• [Instructions for the task] Go through the records line by line and work out how many lines hold the word "icon". Answer with the number only.

>>>

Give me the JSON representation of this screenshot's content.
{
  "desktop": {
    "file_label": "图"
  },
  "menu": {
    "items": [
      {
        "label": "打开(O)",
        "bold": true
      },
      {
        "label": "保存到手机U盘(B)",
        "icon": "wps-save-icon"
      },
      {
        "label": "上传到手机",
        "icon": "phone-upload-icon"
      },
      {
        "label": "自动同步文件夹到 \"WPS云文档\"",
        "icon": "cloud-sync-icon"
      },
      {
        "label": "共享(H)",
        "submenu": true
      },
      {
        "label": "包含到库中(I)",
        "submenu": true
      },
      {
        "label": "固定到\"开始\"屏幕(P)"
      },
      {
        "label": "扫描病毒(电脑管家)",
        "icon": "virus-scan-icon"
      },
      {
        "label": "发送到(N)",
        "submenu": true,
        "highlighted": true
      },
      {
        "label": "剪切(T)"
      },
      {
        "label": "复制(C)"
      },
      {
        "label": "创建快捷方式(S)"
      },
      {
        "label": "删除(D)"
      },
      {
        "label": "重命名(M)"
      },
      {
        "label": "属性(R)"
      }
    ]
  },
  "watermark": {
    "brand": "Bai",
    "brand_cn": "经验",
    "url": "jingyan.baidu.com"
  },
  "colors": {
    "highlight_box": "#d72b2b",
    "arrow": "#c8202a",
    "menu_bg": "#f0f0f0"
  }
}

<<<

• [Written answer] 4